WASHINGTON (NewsNation Now) — Millions of Americans who have lost health insurance in an economy shaken by the coronavirus can sign up for taxpayer-subsidized coverage starting Sunday.
It’s not a new COVID relief program from the government but the return of annual sign-up season under the Affordable Care Act. Open enrollment lasts through Dec. 15.
Consumers can now log in to HealthCare.gov and CuidadodeSalud.gov or call 1-800-318-2596 to fill out an application and enroll in a 2021 Exchange health plan for coverage starting as soon as January 1, 2021.
The Centers for Medicare and Medicaid Services, which runs HealthCare.gov, says current enrollees who don’t update their application and enroll in a plan by the December 15, 2020 Open Enrollment deadline generally will be automatically enrolled in the same plan or another plan offered by the same issuer that is intended to be similar, and if that is not available, another plan with a different insurance company.
The CMS says premiums are down slightly on average for 2021 and most people will have at least three insurers from which to pick plans. Lower-income people and even middle-class families may qualify for tax credits that can greatly reduce what they pay monthly for premiums.
Hard numbers on how virus-related job losses have affected health coverage are not available because the most reliable government surveys will not be out until next year. Estimates range from 5 million to 10 million newly uninsured people. That’s on top of 26 million uninsured last year, before the pandemic, or about 8% of the U.S. population.
Administration officials say HealthCare.gov is open for business and ready to handle sign-ups online or via its call center.
“We’ll be working through the upcoming open enrollment period…to ensure a smooth user experience,” CMS Administrator Seema Verma said.
More than 11 million people currently have coverage through HealthCare.gov and state-run health insurance markets offering subsidized private plans. The health law also covers another 12 million people through its Medicaid expansion, adopted by all but 12 states.
Medicaid enrollment has gone up by nearly 4 million people since March, but it’s still unclear how many laid-off workers are coping after the loss of employer coverage in the coronavirus economy.
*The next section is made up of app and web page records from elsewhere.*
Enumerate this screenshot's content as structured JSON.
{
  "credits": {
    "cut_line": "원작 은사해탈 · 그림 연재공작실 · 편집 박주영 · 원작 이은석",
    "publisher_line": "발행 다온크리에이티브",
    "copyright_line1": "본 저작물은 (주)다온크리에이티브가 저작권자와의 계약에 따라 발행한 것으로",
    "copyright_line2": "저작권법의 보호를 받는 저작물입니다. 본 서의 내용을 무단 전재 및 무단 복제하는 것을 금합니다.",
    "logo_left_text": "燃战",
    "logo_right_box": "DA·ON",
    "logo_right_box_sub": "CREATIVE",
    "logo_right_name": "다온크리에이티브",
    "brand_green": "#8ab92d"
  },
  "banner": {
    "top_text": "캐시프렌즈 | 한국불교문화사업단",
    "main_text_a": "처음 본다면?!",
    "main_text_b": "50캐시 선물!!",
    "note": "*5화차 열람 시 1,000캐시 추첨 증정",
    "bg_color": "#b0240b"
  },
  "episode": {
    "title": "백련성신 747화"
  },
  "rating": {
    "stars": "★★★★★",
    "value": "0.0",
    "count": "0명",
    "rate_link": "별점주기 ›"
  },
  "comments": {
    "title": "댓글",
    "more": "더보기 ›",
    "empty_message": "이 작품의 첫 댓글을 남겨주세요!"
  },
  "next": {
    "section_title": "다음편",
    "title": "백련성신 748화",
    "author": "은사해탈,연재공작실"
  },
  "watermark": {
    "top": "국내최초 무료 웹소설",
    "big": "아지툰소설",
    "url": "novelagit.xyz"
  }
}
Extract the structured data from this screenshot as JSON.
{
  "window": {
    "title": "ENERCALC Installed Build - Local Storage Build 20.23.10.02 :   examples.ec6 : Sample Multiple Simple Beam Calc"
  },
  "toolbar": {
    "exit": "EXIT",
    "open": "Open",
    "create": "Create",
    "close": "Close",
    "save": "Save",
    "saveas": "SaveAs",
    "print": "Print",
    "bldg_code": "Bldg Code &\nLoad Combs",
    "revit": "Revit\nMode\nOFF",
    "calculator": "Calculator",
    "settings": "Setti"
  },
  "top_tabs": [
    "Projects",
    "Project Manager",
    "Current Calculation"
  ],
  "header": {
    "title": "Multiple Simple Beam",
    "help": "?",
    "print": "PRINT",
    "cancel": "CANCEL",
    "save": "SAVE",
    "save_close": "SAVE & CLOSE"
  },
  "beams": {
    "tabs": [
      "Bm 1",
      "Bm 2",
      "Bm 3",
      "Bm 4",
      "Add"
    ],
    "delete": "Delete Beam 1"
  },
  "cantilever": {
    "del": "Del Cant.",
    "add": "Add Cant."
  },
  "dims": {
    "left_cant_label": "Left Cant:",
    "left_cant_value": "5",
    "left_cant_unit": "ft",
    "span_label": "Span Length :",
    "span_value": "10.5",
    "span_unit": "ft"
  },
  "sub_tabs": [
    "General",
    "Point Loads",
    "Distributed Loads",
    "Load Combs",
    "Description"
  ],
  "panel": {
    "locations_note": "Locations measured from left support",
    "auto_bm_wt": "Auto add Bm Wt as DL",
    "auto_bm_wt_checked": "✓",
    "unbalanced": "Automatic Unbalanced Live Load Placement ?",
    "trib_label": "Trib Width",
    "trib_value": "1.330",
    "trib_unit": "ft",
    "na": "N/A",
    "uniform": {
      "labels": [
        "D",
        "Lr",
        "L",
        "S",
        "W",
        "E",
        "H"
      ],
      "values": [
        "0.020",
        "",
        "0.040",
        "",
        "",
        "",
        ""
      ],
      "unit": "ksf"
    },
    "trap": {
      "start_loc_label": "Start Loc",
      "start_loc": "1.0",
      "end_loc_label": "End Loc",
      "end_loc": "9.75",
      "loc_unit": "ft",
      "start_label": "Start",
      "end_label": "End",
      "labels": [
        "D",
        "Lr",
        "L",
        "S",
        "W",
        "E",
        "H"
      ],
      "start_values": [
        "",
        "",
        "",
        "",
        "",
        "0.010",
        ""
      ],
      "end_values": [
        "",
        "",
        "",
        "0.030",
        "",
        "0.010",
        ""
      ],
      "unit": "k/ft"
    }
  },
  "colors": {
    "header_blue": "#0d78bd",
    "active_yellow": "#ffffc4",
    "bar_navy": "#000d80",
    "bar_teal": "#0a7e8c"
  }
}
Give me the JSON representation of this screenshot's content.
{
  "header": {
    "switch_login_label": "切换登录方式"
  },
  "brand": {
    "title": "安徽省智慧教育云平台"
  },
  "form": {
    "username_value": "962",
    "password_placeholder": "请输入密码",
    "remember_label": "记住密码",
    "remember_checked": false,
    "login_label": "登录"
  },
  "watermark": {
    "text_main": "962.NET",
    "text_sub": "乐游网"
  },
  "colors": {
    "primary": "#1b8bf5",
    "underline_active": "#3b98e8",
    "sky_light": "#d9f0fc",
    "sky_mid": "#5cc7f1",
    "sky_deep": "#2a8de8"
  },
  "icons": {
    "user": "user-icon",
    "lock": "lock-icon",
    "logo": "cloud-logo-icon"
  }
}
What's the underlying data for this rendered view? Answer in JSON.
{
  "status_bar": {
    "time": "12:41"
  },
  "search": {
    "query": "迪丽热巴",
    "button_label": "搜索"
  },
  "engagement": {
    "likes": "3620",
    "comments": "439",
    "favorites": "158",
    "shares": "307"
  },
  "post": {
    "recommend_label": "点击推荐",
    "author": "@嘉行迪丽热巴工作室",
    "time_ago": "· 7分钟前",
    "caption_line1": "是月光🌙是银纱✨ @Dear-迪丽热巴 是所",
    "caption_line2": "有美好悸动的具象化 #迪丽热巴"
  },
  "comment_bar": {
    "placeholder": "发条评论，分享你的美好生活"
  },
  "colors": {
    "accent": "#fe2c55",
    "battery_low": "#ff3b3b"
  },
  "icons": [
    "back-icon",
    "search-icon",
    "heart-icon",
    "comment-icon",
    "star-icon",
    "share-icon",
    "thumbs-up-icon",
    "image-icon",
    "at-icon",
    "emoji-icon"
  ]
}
Those who are healthy most likely have other priorities, such as finding another job. Workers who were furloughed, but not laid off, may have been able to keep their coverage. Some appear to have switched to a spouse’s plan, and those age 65 and older can get on Medicare.
The nonpartisan Kaiser Family Foundation estimates that 80% of those who lost workplace health insurance are eligible for coverage under the law, either through the insurance markets or Medicaid.
Some private businesses, such as HealthSherpa.com, have created a niche market helping people enroll in HealthCare.gov plans. Former Obama administration officials are trying to promote sign-ups through GetAmericaCovered.org. Community organizations also play a role helping people with paperwork.
The Associated Press contributed to this report.